What is the Duty of Candour?
The Health and Social Care Act 2008 makes it a legal duty to be open and honest with patients, or their families, when something goes wrong that has, or could, lead to significant harm. This is, in essence, the duty of candour.
It is one of many measures that was put in place following the Mid Staffordshire Hospital scandal, in 2014. This scandal revealed hundreds of patients who had suffered abuse and/or neglect.
The First Duty of Candour Prosecution
The University Hospitals Plymouth Trust are the first trust to appear at court for breaching the duty of candour.
The Care and Quality Commission (CQC) are responsible for bringing the prosecution. They accuse the trust of failing to communicate in an open and transparent way.
Although the CQC have previously issued fines and warnings for breaches, this is the first duty of candour prosecution.
The CQC’s allegation follows an incident in December 2017, at Derriford Hospital.
91 year old, Elise Woodfield, died after suffering a perforated oesophagus during an endoscopy procedure. The procedure was abandoned due to the injury, but she subsequently died after collapsing on the Marlborough Ward, where she had been transferred to be observed.
The CQC accused the trust of failing to tell Elise’s family that her death might have been caused by a mistake during the endoscopy. They also failed to apologise to the family within a reasonable amount of time.
Elise’s daughter said that when an apology did arrive, the letter lacked “remorse”.
University Hospitals Plymouth Trust Plead Guilty in Duty of Candour Prosecution
The Trust were quick to plead guilty of breaching the duty of candour, at the prosecution, on Wednesday.
The judge commended the trust for entering a guilty plea at the earliest opportunity. However, she also said that the penalty guidelines were insufficient, in the circumstances; she therefore ordered the trust pay all the legal costs of £10,845, as well as the £1,600 fine and a £120 victim surcharge.
What Does the Prosecution Mean?
It must be disconcerting for local residents to see their local NHS trust hauled before the court. However, it should be reassuring to see that NHS trusts are not above the law. It’s a sign that the measures in place to protect patients will be used, where possible.
Although most medical treatment goes by without a problem, as medical negligence solicitors, we are all too aware that mistakes do occasionally happen. Even though court cases and investigations can be expensive and time consuming, they are crucial; they ensure accountability and help to avoid the same mistakes from being made again, in the future.

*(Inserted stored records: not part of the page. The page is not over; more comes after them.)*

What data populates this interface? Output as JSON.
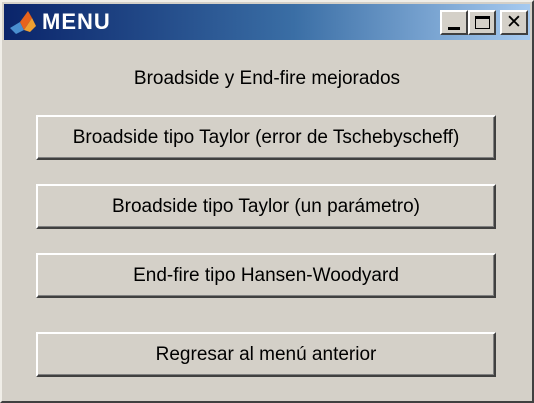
{
  "window": {
    "title": "MENU",
    "icon": "matlab-logo-icon",
    "controls": {
      "minimize": "minimize-icon",
      "maximize": "maximize-icon",
      "close": "close-icon",
      "close_glyph": "✕"
    }
  },
  "heading": "Broadside y End-fire mejorados",
  "buttons": [
    {
      "label": "Broadside tipo Taylor (error de Tschebyscheff)"
    },
    {
      "label": "Broadside tipo Taylor (un parámetro)"
    },
    {
      "label": "End-fire tipo Hansen-Woodyard"
    },
    {
      "label": "Regresar al menú anterior"
    }
  ],
  "colors": {
    "title_bar_start": "#0a246a",
    "title_bar_end": "#a6caf0",
    "window_face": "#d4d0c8"
  }
}
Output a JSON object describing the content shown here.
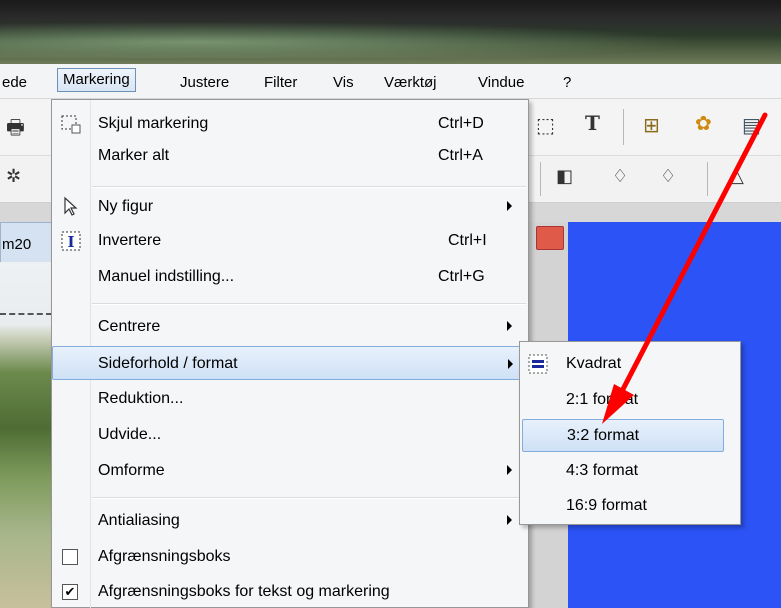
{
  "menubar": {
    "items": [
      "ede",
      "Markering",
      "Justere",
      "Filter",
      "Vis",
      "Værktøj",
      "Vindue",
      "?"
    ]
  },
  "document": {
    "tab_label": "m20"
  },
  "menu": {
    "items": [
      {
        "label": "Skjul markering",
        "shortcut": "Ctrl+D",
        "icon": "selection-rect-icon"
      },
      {
        "label": "Marker alt",
        "shortcut": "Ctrl+A"
      },
      {
        "label": "Ny figur",
        "icon": "arrow-cursor-icon",
        "submenu": true
      },
      {
        "label": "Invertere",
        "shortcut": "Ctrl+I",
        "icon": "invert-selection-icon"
      },
      {
        "label": "Manuel indstilling...",
        "shortcut": "Ctrl+G"
      },
      {
        "label": "Centrere",
        "submenu": true
      },
      {
        "label": "Sideforhold / format",
        "submenu": true,
        "highlighted": true
      },
      {
        "label": "Reduktion..."
      },
      {
        "label": "Udvide..."
      },
      {
        "label": "Omforme",
        "submenu": true
      },
      {
        "label": "Antialiasing",
        "submenu": true
      },
      {
        "label": "Afgrænsningsboks",
        "checked": false
      },
      {
        "label": "Afgrænsningsboks for tekst og markering",
        "checked": true
      }
    ]
  },
  "submenu": {
    "items": [
      {
        "label": "Kvadrat",
        "icon": "equals-icon"
      },
      {
        "label": "2:1 format"
      },
      {
        "label": "3:2 format",
        "highlighted": true
      },
      {
        "label": "4:3 format"
      },
      {
        "label": "16:9 format"
      }
    ]
  },
  "colors": {
    "highlight_border": "#84acdd",
    "canvas_blue": "#2b53f5",
    "annotation_red": "#ff0000"
  }
}
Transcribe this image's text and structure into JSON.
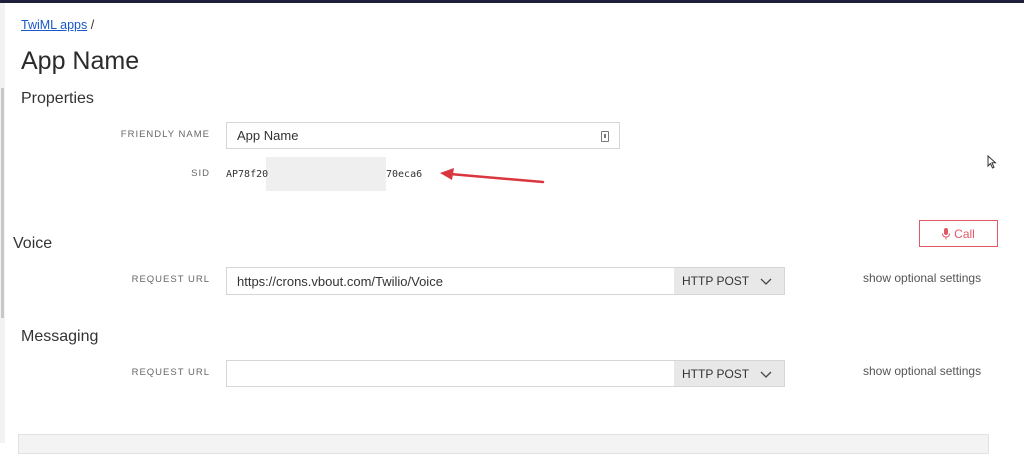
{
  "breadcrumb": {
    "link": "TwiML apps",
    "separator": "/"
  },
  "page_title": "App Name",
  "properties": {
    "heading": "Properties",
    "friendly_name_label": "FRIENDLY NAME",
    "friendly_name_value": "App Name",
    "sid_label": "SID",
    "sid_prefix": "AP78f20",
    "sid_suffix": "70eca6"
  },
  "voice": {
    "heading": "Voice",
    "call_button": "Call",
    "request_url_label": "REQUEST URL",
    "request_url_value": "https://crons.vbout.com/Twilio/Voice",
    "method": "HTTP POST",
    "optional_link": "show optional settings"
  },
  "messaging": {
    "heading": "Messaging",
    "request_url_label": "REQUEST URL",
    "request_url_value": "",
    "method": "HTTP POST",
    "optional_link": "show optional settings"
  },
  "colors": {
    "accent_red": "#e05a66",
    "arrow_red": "#d9363e",
    "link_blue": "#1a57c7"
  }
}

If there is a concern, it has to be that the law doesn’t go far enough and is not used enough. The fact that the judge did not feel that the penalty guidelines were sufficient, would suggest that this is an extreme case. But this is the first case of it’s kind, so where are all of the more frequently occurring, less severe cases? It’s hard to believe that there haven’t been more cases; which, if true, must mean they have not been pursued. This would in turn suggest that the penalty is not fit for purpose.